The placenta is one of the more extraordinary developments during pregnancy (okay other than the baby). Underrated but essential to a baby's life and proper development, it is the source of nutrients and oxygen that give the baby everything she needs to grow and survive while in the womb. By the end of pregnancy, your placenta will have tripled in size to meet the baby's needs, but even so, from this point on, the baby will outweigh the placenta.
You probably started to feel the baby moving in your belly a couple of weeks ago. These movements will be slight at first and increase in frequency and intensity over time. Eventually, the limited space in your uterus will prevent rolling and turning movements. It will change to limited punches and kicks, but for now, enjoy the sensation of life forming and fluttering inside you.

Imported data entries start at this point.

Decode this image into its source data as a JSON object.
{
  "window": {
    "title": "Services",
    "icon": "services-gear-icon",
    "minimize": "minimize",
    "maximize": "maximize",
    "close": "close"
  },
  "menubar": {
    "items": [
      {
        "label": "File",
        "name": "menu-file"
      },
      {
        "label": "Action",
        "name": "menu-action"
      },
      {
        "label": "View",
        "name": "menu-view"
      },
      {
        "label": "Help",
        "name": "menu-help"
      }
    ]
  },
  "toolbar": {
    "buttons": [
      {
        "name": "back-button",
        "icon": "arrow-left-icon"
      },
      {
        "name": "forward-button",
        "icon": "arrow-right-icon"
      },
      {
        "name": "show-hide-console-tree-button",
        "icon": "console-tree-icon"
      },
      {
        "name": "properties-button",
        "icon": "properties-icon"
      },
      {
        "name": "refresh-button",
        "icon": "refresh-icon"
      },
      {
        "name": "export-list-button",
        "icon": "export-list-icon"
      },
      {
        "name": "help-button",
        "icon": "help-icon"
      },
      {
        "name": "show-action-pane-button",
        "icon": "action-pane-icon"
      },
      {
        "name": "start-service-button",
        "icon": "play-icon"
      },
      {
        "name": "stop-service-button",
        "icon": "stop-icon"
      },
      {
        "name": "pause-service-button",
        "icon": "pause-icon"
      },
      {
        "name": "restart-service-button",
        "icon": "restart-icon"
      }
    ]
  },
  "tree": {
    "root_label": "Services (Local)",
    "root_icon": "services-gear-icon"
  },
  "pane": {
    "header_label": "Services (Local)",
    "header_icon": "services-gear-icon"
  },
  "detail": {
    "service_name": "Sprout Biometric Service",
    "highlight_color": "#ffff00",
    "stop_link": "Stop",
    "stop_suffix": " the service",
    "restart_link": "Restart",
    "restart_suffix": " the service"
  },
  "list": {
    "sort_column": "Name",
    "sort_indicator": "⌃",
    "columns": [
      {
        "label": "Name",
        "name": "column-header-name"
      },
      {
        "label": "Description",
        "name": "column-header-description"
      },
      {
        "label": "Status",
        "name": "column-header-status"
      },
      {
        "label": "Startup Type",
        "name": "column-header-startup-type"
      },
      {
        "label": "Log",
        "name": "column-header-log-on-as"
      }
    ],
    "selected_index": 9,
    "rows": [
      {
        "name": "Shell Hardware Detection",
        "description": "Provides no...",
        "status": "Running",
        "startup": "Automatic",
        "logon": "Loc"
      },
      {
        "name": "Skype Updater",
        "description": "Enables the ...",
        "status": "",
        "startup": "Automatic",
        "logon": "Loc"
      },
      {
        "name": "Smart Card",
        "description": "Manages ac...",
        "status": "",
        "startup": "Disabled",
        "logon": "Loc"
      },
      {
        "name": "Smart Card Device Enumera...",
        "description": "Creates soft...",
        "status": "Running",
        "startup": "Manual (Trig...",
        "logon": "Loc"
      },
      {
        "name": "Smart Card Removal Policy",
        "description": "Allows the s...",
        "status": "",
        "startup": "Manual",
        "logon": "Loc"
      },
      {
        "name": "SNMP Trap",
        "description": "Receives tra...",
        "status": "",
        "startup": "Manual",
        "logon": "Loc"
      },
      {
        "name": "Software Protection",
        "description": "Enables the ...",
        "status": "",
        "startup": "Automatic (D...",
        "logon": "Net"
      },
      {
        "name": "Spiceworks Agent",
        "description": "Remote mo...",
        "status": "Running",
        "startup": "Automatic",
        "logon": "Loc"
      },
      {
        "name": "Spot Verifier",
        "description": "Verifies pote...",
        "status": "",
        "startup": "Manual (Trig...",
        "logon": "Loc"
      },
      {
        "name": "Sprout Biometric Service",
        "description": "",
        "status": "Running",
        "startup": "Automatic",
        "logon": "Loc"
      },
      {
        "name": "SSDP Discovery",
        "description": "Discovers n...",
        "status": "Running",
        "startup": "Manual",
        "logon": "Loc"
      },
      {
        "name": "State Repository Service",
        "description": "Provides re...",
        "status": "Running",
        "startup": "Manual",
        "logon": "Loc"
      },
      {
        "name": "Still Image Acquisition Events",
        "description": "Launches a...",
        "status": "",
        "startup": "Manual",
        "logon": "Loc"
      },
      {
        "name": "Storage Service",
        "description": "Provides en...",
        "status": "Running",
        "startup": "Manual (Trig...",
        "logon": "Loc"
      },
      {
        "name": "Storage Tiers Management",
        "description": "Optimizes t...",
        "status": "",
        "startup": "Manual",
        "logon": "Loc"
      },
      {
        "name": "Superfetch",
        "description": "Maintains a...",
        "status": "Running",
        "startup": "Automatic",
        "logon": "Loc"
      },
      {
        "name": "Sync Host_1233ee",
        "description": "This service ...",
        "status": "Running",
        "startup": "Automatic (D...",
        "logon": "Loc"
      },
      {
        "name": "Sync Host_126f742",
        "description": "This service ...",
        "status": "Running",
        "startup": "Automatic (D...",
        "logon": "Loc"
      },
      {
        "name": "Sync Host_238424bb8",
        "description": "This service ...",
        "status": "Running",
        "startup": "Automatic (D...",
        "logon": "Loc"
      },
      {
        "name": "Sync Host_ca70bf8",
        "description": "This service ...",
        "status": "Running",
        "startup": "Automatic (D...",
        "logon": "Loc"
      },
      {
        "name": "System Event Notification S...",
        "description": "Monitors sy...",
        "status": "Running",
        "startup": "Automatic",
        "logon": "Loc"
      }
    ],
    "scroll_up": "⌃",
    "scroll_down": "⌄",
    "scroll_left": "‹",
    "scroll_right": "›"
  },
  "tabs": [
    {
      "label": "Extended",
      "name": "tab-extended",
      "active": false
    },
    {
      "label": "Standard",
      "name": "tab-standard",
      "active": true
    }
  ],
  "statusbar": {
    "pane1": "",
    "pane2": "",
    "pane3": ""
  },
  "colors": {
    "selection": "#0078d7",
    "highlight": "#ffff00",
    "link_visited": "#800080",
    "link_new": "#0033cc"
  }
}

With new activity and an increase in the size of your uterus, your belly might become a magnet for family, friends, and surprisingly even strangers. However, it is your belly, and if the touching and rubbing are unwanted, you should speak up and let others know it is your body and it's a hands-off situation.
In addition to your belly growing, you might start to notice your feet changing in size as well. Many pregnant women experience foot growth and need shoes about a half size larger than their pre-pregnancy footwear or even flip-flops. The hormone responsible for relaxing the tendons and ligaments in your pelvis to help them expand during childbirth is non-discriminatory. It will also impact other ligaments in your body, like those in your feet. As the ligaments loosen the bones, they hold together spread apart, and your feet will grow. If you add potential edema or swelling to the ligament stretching equation, you might end up with feet that look a lot like Fred Flintstone and will definitely need new shoes. Though the swelling will go away after birth, and your ligaments will tighten up, the spreading of the bones and new shoe size might be permanent.
- American Pregnancy Association - Week 22
- Mayo Clinic - Fetal Development Second Trimester